#-------------------------------------------------------------

# Virtualenvwrapper
# virtualenv wrapper support
export WORKON_HOME=~/Workspace/VirtualEnvs

if [[ -s /usr/local/bin/virtualenvwrapper.sh ]]; then
source /usr/local/bin/virtualenvwrapper.sh
fi

# PIP
# tell pip to only install inside virtualenvs
export PIP_REQUIRE_VIRTUALENV=true

# make pip use the virtualenv dir
export PIP_VIRTUALENV_BASE=$WORKON_HOME

# add pip bash completion
# use eval to avoid the error "Could not find an activated virtualenv (required)."
eval `pip completion --bash`

Close the terminal and re-open it to reload your .bashrc.

When creating Virtualenv environments, virtualenv will use the currently set Python install.

If you wish to use a Python install other than the current system install, run the following command before running mkvirtualenv.


pythonbrew use <VERSION>

Note: I’ve found that virtualenvwrapper has stopped obeying this. To force virtualenvwrapper to install a specific version, do the following.

pythonbrew use <VERSION>
MY_PYTHON="$(command which python)"
mkvirtualenv -p $MY_PYTHON <NAME>
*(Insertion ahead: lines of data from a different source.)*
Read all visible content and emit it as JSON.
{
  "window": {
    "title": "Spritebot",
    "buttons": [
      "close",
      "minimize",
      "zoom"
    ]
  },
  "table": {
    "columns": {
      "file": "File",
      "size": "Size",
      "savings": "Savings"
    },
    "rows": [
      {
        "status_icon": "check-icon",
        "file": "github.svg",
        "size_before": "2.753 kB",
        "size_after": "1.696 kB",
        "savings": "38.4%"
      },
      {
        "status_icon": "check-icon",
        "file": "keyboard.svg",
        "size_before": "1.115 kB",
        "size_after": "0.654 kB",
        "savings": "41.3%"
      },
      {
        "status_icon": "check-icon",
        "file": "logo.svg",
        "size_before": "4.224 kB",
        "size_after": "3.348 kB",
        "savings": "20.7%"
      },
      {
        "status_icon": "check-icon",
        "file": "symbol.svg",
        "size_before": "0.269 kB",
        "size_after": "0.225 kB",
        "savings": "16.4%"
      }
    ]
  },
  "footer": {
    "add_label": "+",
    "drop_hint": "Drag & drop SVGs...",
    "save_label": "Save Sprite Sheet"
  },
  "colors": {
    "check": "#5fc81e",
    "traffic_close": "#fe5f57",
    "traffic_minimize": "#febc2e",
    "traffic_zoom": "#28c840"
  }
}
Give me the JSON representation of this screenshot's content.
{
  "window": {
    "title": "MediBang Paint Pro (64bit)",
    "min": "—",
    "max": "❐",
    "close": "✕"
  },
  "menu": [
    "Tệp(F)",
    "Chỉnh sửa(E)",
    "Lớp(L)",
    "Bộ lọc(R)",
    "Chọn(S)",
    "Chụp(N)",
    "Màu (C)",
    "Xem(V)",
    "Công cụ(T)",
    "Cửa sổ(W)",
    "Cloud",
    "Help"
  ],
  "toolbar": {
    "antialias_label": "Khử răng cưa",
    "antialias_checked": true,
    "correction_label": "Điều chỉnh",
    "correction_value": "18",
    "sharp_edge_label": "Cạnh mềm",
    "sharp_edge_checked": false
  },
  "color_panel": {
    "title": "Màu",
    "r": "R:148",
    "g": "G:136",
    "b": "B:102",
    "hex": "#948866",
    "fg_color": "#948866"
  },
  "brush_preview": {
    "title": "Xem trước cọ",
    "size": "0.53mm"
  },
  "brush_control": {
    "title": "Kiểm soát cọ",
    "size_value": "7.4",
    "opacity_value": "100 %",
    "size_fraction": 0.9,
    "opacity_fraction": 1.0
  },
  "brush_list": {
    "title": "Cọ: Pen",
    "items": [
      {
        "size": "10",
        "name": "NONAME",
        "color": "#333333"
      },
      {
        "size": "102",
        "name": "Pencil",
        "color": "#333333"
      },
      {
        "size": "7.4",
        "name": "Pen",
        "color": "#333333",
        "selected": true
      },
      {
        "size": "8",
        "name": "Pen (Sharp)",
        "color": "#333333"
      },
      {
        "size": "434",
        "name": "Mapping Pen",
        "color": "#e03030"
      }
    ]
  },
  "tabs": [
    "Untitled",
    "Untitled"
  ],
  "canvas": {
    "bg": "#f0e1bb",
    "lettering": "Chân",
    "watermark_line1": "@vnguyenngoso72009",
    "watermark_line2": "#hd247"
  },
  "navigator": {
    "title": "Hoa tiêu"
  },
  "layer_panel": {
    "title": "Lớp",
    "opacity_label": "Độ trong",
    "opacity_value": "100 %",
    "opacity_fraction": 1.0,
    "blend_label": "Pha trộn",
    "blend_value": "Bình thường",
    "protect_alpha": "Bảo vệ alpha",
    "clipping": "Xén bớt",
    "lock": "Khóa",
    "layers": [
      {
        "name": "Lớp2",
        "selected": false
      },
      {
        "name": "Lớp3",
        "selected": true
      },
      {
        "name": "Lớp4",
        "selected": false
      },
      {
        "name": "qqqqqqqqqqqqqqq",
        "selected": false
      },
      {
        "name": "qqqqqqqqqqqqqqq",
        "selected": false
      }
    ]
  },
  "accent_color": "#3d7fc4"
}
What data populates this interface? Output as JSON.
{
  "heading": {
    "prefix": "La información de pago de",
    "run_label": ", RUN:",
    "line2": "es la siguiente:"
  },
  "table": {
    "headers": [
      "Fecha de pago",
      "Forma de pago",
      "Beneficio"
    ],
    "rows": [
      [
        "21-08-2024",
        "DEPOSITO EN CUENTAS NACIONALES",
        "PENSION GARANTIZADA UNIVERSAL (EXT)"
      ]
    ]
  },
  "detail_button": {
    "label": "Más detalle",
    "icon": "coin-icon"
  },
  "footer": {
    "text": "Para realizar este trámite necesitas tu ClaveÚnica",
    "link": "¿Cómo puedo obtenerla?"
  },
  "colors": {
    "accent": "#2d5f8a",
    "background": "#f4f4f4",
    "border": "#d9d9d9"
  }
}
Some basic Virtualenvwrapper commands:

  • mkvirtualenv PROJECTNAME – create a new virtualenv project.
  • workon PROJECTNAME – enter the virtualenv for the project.
  • deactivate – stop working on the current virtualenv project.
  • cdvirtualenv – change to the directory of the current virtualenv project.

If you need to add environment variables to your project, edit the ‘bin/postactivate’ file inside the virtualenv directory. This file is executed when the ‘workon’ command is run and can be used to add more paths to $PYTHONHOME and other useful commands.

%d bloggers like this: